Malnutrition causes an inability to feel emotion, but there is no typical formula. For example: X amount of restriction = X amount of relief from shame, guilt and terror. That’s not how it works. When pain is severe enough, starvation becomes a tool of dealing with the emotional pain. Malnutrition and its physical consequences are the symptoms of restricting to ease intense emotional pain. An eating disorder is simply a diagnosis. You are not your eating disorder. Your eating disorder developed to protect you from severe emotional pain.
Above, I gave the example of restriction to ease emotional pain, but binging and the binge-purge cycle are equally futile strategies developed to stop the pain.
It’s important to know that the emotional pain, which initially caused disordered eating and subsequently the eating disorder, can be healed. Without insight into the underlying cause of why your behavior became so extreme to protect you from an unbearable environment, it may feel like you are in a perpetual relationship, always working toward emotional freedom. But it can be different. When the eating disorder is reidentified as a protector that was extreme, because it had to be to save the person from emotion they could not handle, you are free to reclaim the joy that is your birthright.
The belief that the eating disorder is a protector is one you will hear repeatedly throughout treatment at Fairhaven. With eating disorders, there is a significant amount of shame and guilt attached with receiving the diagnosis. Families, and even treatment professionals, often believe it is simply a matter of self-discipline to overcome the disorder. This seems to be particularly true in the care of binge eating disorder, where a multi-billion-dollar industry supports the practice of attacking weight with dieting.

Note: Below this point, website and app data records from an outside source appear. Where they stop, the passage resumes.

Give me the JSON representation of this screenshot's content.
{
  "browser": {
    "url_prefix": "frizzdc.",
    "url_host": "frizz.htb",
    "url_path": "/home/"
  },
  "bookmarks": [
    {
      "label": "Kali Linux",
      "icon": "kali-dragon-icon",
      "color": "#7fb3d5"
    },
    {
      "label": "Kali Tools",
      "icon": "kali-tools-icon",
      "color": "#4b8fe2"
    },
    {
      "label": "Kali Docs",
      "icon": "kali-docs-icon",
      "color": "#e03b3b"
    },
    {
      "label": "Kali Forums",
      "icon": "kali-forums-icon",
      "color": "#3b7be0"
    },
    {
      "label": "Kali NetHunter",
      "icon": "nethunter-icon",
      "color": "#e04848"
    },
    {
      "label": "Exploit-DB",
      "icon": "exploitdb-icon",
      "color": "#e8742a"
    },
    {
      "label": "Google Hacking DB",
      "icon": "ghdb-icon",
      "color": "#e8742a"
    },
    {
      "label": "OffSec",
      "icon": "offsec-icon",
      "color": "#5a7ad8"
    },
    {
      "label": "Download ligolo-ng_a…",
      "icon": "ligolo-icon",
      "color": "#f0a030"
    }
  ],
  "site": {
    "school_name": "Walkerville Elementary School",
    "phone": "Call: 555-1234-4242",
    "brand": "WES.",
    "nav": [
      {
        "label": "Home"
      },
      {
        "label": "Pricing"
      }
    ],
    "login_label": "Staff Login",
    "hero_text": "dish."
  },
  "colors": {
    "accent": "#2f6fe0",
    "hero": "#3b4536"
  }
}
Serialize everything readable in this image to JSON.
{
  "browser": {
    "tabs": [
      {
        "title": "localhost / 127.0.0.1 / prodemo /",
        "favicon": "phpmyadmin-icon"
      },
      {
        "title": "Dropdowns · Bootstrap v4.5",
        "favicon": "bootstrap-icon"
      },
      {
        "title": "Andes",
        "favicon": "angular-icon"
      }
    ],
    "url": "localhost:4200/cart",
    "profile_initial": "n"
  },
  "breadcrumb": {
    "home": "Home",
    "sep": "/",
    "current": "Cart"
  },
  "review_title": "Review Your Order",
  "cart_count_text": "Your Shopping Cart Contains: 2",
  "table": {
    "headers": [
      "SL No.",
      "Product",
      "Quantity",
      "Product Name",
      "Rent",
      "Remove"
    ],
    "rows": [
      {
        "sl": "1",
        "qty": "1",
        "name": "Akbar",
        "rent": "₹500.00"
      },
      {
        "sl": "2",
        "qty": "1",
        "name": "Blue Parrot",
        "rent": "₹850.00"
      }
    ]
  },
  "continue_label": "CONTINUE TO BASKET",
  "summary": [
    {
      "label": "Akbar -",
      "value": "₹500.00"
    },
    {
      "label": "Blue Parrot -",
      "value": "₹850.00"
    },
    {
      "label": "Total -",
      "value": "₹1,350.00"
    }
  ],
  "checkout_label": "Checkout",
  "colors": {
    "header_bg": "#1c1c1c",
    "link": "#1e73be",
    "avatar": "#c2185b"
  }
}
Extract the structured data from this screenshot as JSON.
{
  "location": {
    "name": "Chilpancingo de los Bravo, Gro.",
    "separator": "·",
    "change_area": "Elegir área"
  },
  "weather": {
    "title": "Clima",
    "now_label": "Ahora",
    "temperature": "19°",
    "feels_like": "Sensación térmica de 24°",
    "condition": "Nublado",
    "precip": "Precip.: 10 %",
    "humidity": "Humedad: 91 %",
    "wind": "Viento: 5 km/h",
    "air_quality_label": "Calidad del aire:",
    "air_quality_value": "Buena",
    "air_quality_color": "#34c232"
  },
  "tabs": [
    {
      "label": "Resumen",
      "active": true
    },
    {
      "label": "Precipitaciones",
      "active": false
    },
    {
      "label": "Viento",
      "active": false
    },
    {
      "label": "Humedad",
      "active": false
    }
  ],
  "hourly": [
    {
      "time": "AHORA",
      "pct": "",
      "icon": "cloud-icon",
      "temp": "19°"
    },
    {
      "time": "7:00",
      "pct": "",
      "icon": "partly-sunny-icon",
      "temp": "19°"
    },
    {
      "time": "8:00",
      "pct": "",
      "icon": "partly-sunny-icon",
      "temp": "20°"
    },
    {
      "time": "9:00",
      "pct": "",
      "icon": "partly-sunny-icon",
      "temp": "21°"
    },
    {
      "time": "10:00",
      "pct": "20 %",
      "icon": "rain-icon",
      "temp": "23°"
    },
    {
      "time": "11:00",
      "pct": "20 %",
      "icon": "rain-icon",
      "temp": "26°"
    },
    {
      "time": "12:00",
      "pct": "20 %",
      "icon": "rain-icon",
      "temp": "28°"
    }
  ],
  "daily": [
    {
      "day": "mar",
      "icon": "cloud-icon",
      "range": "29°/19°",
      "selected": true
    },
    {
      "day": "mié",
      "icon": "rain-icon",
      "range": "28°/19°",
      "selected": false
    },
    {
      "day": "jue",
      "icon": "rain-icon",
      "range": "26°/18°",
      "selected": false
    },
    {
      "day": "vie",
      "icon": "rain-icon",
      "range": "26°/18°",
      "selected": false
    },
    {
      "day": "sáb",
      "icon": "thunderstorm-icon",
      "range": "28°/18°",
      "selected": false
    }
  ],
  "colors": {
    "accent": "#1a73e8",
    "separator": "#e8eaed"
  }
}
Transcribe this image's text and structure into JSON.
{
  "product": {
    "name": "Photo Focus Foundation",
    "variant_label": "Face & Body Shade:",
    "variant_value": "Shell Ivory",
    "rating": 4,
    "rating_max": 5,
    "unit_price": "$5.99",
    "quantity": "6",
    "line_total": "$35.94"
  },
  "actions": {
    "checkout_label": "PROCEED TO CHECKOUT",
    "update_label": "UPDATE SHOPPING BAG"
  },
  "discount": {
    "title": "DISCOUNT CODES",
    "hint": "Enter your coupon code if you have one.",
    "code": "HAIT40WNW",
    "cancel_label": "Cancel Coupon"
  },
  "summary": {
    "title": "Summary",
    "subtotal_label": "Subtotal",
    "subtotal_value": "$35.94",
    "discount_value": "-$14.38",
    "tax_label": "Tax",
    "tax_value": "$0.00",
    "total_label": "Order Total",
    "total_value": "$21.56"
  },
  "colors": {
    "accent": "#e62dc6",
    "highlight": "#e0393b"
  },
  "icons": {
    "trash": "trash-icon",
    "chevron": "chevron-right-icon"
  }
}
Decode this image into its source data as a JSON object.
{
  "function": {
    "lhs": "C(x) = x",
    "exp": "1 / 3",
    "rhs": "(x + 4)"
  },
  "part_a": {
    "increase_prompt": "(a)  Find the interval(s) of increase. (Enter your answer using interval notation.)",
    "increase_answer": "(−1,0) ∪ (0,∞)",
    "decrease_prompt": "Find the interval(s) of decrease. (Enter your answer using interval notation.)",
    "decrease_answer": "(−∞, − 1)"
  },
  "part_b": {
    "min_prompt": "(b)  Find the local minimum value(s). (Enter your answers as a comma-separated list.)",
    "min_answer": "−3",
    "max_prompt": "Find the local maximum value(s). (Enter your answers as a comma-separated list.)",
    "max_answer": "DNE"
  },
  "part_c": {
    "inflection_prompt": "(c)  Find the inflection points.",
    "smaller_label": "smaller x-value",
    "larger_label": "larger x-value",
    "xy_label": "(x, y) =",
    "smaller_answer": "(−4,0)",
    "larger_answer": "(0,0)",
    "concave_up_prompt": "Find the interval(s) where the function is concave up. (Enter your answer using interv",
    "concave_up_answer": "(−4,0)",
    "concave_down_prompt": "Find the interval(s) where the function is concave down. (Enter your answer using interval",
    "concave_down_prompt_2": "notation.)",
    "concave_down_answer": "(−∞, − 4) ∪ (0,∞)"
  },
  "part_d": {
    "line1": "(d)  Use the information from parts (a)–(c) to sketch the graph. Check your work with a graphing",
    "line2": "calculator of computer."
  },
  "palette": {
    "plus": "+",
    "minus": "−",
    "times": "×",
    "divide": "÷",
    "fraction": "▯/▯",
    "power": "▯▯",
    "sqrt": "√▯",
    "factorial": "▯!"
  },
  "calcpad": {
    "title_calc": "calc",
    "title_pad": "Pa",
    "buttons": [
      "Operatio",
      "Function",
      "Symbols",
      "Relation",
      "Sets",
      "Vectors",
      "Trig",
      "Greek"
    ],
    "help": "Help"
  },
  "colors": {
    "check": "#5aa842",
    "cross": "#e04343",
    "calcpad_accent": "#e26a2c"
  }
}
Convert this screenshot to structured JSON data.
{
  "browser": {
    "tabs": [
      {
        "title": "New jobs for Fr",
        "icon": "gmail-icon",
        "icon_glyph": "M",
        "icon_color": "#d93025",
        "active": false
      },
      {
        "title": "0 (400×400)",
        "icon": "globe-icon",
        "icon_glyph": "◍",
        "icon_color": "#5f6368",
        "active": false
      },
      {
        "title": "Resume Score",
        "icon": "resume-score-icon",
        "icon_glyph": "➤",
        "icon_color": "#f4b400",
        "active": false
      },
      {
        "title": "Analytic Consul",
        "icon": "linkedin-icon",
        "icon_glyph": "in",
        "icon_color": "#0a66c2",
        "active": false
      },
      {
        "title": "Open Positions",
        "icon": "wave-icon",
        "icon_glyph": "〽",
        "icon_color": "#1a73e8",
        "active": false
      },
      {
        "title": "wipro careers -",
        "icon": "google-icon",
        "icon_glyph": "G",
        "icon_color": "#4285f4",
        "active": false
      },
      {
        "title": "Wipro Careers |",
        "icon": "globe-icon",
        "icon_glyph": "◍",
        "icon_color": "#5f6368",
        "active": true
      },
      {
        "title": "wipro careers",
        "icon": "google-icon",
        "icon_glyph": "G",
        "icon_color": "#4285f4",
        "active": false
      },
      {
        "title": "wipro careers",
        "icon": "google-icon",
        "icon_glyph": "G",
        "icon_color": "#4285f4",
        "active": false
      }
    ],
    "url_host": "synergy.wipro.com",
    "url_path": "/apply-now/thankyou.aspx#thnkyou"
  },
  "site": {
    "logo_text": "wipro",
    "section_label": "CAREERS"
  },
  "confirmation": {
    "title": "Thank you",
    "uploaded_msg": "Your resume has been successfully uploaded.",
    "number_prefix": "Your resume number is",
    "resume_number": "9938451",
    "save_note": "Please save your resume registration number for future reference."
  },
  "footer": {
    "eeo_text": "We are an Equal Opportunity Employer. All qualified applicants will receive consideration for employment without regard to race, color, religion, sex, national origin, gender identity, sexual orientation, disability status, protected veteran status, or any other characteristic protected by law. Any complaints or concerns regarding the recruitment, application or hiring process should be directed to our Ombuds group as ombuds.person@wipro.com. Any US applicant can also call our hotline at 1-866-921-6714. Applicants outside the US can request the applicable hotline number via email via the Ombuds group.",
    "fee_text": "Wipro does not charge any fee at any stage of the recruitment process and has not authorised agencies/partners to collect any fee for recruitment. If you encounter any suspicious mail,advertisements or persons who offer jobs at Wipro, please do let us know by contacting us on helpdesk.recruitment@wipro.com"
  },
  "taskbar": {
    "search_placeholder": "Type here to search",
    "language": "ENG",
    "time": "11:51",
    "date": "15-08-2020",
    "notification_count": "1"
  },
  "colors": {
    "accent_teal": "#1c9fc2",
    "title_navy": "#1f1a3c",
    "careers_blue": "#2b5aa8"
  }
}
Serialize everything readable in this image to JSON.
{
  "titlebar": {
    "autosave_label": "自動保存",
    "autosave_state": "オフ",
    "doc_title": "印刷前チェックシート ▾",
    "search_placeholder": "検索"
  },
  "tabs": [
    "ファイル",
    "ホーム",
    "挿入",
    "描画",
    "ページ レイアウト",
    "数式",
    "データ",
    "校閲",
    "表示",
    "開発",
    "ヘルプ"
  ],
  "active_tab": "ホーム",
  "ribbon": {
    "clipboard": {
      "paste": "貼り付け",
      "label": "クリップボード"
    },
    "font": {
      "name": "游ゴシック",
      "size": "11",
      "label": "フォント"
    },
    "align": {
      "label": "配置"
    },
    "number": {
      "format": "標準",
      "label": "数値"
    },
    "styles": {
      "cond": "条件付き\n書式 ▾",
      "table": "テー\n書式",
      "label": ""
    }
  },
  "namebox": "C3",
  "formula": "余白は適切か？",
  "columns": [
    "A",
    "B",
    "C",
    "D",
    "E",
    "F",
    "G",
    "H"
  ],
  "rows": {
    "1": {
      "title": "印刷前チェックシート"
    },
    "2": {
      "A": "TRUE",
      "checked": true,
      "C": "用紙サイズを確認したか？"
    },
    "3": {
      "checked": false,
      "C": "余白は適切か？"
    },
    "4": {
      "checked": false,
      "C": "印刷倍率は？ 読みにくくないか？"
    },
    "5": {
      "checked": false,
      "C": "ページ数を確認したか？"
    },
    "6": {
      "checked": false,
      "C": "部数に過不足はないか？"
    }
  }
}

The cultural idea of what is desirable further compounds that shame.
A better way to address the protective nature of binge-eating is to get beyond the layers of shame and guilt that surround the binging. Time and again, I hear stories of children who had emotional needs that were unmet, and food was the secure attachment. In many situations, food binges created a dissociative episode after an event too horrific to feel, and that the client desperately hopes not to remember. The meaning behind a behavior that makes no rational sense in present day context becomes astutely clear with compassionate self-awareness.
Clients start to see their binging as self-protection, and in many cases, food is the secure attachment. Where self-loathing and disgust existed, there is a now window with a small opening looking out toward self-compassion. You have compassion for the child who developed the extreme behavior associated with the eating disorder. The client then works toward letting go of the attitudes, beliefs and emotions that kept her tied to the binging behavior. In letting go, there is no longer a need for binging. However, the “part” of her that binged still exists in its healed form. Having saved her life, now free from burdens, it has the energy and life for any adventures that await.
The binging is healed with no great battle, war or divorce. Gentle, self-led compassion for the pain and suffering, and the gratitude for strategies that made life bearable at the time, are recognized in the course of therapy. The journey of realizing that these extreme behaviors are no longer needed (in cases where they are not) and that the client can reclaim her joy is our goal at Fairhaven.